** Information supplied follows **
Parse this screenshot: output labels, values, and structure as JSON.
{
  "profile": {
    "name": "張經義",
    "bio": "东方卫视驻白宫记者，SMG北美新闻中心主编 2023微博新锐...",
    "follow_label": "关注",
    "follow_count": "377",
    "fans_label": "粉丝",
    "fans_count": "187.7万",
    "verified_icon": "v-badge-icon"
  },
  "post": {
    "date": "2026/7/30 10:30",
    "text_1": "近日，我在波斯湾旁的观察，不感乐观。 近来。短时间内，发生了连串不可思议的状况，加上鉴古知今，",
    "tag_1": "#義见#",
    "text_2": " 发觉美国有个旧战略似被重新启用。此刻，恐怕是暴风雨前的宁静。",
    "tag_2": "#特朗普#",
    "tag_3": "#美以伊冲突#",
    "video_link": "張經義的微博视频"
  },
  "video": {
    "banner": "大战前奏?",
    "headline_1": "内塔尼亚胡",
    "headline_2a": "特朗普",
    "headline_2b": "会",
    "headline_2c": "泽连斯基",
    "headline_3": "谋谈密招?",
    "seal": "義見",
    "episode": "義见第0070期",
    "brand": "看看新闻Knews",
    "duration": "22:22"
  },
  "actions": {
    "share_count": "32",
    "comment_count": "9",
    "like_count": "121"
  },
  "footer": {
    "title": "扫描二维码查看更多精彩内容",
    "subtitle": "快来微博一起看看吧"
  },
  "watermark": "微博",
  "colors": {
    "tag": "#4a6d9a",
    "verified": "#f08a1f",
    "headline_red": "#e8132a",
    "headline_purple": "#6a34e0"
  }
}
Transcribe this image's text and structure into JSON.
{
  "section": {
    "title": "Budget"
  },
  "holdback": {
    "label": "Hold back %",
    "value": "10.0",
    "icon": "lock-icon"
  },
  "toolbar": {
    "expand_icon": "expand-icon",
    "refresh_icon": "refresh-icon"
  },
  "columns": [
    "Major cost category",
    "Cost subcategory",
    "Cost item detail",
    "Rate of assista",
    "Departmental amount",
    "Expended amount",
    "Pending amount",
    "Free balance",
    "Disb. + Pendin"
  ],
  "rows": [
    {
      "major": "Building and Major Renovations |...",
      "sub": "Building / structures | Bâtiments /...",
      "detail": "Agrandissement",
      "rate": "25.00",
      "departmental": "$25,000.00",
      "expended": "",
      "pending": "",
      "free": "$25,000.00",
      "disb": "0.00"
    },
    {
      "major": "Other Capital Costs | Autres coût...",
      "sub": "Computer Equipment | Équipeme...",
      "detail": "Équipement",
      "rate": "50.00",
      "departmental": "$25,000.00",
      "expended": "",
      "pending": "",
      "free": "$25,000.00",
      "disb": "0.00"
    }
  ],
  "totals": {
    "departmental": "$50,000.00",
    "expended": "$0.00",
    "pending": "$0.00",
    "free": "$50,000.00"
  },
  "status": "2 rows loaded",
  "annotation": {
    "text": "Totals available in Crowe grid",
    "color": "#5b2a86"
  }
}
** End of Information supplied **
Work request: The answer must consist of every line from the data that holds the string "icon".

Output below:
    "verified_icon": "v-badge-icon"
    "icon": "lock-icon"
    "expand_icon": "expand-icon",
    "refresh_icon": "refresh-icon"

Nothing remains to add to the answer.